    In Wives for Sale (1981) Samuel Pyeatt Menefee euhemerised this custom into a form of ‘popular divorce’ where the wife was complaisant and the marriage often pre-arranged. This is perhaps though to sentimentalise what was a potentially brutal custom: the sellers often had two characteristics, they were older than their young wives and they were drunk. SPM did dig up though an incredible four hundred cases from 1500 onwards: the vast majority taking place 1785-1845, after which a steep decline set in. In fact, looking again at the early records it strikes Beach that many might be misunderstandings or chance acts rather than ‘custom’. This solution to marital difficulties seems to have been born in the eighteenth century. Why? drbeachcombing AT yahoo DOT com Was there anything similar in other Western countries?

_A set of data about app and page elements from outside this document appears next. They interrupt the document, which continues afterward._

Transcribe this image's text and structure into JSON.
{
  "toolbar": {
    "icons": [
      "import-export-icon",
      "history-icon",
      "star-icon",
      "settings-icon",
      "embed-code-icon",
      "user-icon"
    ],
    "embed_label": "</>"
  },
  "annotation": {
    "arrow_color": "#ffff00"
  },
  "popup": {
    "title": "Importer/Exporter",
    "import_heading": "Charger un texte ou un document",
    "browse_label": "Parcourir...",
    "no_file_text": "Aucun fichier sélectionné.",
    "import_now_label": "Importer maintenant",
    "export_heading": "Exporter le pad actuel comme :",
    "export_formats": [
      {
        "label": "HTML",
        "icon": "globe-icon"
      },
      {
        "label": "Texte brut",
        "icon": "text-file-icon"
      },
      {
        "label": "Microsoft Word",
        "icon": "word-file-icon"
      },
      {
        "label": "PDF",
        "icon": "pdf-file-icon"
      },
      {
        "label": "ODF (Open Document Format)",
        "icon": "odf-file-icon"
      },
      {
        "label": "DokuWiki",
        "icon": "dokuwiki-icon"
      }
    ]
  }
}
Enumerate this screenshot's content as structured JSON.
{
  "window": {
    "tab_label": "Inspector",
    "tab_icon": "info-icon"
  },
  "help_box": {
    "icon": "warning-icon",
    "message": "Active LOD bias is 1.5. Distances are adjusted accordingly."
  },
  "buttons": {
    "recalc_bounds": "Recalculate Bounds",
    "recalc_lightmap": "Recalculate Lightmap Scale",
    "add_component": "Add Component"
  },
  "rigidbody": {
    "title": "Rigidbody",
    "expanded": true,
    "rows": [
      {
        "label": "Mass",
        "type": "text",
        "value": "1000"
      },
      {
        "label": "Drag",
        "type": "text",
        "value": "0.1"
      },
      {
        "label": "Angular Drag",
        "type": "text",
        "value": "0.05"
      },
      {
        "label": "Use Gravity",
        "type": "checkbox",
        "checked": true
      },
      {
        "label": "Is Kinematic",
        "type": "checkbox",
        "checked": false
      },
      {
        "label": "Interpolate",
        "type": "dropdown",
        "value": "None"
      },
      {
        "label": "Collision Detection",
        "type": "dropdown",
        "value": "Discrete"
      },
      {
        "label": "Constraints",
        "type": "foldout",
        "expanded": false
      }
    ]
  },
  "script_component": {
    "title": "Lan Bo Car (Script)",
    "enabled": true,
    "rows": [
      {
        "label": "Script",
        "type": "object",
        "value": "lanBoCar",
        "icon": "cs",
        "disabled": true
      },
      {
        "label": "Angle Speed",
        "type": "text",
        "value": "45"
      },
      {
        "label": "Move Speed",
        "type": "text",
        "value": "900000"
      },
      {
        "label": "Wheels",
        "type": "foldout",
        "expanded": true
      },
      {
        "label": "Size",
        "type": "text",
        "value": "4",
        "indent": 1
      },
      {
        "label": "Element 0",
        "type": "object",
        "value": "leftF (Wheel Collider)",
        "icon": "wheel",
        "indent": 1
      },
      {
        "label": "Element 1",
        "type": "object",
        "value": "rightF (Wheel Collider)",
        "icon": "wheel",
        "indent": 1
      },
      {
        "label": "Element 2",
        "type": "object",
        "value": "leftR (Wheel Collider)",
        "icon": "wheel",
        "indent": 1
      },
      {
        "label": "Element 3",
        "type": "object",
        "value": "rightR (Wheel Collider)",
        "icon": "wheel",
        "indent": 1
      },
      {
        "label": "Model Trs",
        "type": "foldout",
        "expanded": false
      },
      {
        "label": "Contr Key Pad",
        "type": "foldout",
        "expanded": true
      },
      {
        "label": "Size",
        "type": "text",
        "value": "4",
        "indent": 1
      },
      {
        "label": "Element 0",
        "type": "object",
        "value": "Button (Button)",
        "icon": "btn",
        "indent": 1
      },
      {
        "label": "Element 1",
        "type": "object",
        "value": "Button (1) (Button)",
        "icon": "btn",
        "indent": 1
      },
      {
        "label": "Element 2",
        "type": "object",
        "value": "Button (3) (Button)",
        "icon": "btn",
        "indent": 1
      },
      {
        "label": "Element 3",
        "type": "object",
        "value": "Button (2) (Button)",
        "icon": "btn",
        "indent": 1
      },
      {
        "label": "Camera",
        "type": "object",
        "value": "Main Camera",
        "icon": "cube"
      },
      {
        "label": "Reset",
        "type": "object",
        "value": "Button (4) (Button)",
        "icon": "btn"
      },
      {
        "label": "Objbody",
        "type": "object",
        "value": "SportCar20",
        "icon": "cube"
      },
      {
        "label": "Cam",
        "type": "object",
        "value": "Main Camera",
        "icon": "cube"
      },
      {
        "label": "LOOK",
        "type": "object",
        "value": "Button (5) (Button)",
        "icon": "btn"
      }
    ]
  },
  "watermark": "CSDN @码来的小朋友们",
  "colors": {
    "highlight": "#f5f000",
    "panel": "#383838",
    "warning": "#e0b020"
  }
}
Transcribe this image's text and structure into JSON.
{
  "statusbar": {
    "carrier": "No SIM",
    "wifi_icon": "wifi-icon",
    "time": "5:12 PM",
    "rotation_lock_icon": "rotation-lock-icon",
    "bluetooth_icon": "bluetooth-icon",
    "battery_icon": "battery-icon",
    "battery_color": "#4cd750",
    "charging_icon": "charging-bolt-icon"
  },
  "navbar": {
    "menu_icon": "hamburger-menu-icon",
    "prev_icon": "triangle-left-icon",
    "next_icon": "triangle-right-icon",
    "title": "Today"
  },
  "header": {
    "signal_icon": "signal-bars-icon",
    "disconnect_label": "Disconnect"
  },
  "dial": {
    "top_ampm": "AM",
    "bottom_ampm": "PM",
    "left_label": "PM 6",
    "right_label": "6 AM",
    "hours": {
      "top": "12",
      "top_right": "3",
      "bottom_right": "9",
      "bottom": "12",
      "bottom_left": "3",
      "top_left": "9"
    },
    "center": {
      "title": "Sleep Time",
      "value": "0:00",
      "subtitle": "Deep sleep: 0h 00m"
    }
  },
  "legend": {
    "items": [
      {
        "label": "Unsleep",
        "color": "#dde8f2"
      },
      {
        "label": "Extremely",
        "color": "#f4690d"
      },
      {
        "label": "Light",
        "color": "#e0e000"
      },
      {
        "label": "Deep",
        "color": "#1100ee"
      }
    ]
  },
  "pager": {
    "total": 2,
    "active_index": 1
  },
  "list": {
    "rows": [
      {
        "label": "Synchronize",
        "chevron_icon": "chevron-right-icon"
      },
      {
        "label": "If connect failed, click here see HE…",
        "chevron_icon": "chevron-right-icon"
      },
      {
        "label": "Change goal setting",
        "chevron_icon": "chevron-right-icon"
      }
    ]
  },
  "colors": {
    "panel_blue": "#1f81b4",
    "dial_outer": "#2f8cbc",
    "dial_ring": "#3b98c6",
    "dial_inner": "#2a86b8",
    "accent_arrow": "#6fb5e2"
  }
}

    8 May 2012 For wife selling Wade writes: Wikipedia has a good survey on wife-selling:  Interestingly enough, while the French criticized the English for this custom, they too have “scattered records” of this happening in western France. Then Wade also gives a reference from modern India. Invisible, meanwhile, (as is her wont) has the States covered.    Charley McCartney, “The Goat Man” is said to have sold his wife in 1939 to a farmer for $1000. Other accounts say she just up and left him.    A spate of detailed accounts of wife selling.   SOLD HIS WIFE TOO CHEAPLY Man Who Sold His Wife for $80 Tried to Get More Money for Her After the Deal. Richard D. McMillan UP Staff Correspondent. Paris, Mar. 9 (UP) Business being slack for Mikkel Leppik, an Esthonian fur-dealer who has worked in Paris since he left the colder climes of his native land some seven years ago, he decided to branch out in a new line of business. So he sold his wife. Mikkel appeared before the twelfth correctional chamber at the Palais de Justice to answer to his crime which, however, was not that he had put his wife on the auction block. In the eyes of French justice he had every right to sell his wife if he wished, but he had not the right, afterwards, to threaten the man who succeeded him as husband with all kinds of tortures if more money were not forthcoming. The enterprising Esthonian sold his wife, Irma Ivanoff, to a Ukranian, Alexandre Minckh. The price was 2,101 francs or approximately $80, and the Ukranian thought the transaction a bargain. Minckh told mutual friends how well he had done and how pleased he was with his own good fortune. The mutual friends went and told the ex-husband. What happened afterward might have been described by Dostoievsky. The Esthonian who had once been the husband of Irma Ivanoff was consumed with regrets—not that he had sold the wife, but that he had sold her so cheaply. He decided that more money should be paid by the Ukranian. Mikkel began to write letters to the husband who had succeeded him. Letters couched in charming yet coercive phrases and as they did not attain their object, the  angry Esthonian resorted to threats. He said if he did not receive an additional 500 francs he would become “a savage beast” for his ex-wife and her new spouse. The court heard the whole story and then sentenced Mikkel to a month in jail in spite of his protests that he had only loaned his wife to the Ukranian. The wife said that her ex-husband had wished to find enough money to enable him to go to America, but when he got the proceeds of the transaction in to his hands he went off and had a hectic week-end at Brussels. While Mikkel Leppik marched off to the cells his ex-wife walked away arm-in-arm with her purchaser.    Oelwein [IA] Daily Register, 3-8-1930   RECANTS HIS BARGAIN. Manchester Man Finds He Had Sold His Wife Too Cheaply. Manchester, Ia., March 16—Several months ago a young man and another man’s wife arranged with the woman’s husband to give him $50 and in consideration therefore he was to release, relinquish and forever quit claim all his right, title and interest in and to his aforesaid wife. The money was paid and the young fellow and the woman packed up their baggage and came to this city, where they have since been living as husband and wife. A few days ago the husband put in an appearance here, and it is said he claims he sold out too cheap and now demands $800 more and proposes to make trouble unless his demands are satisfied. Cedar Rapids [IA] Evening Gazette 3-16-1898 p. 7. Thanks Wade and Invisible!!!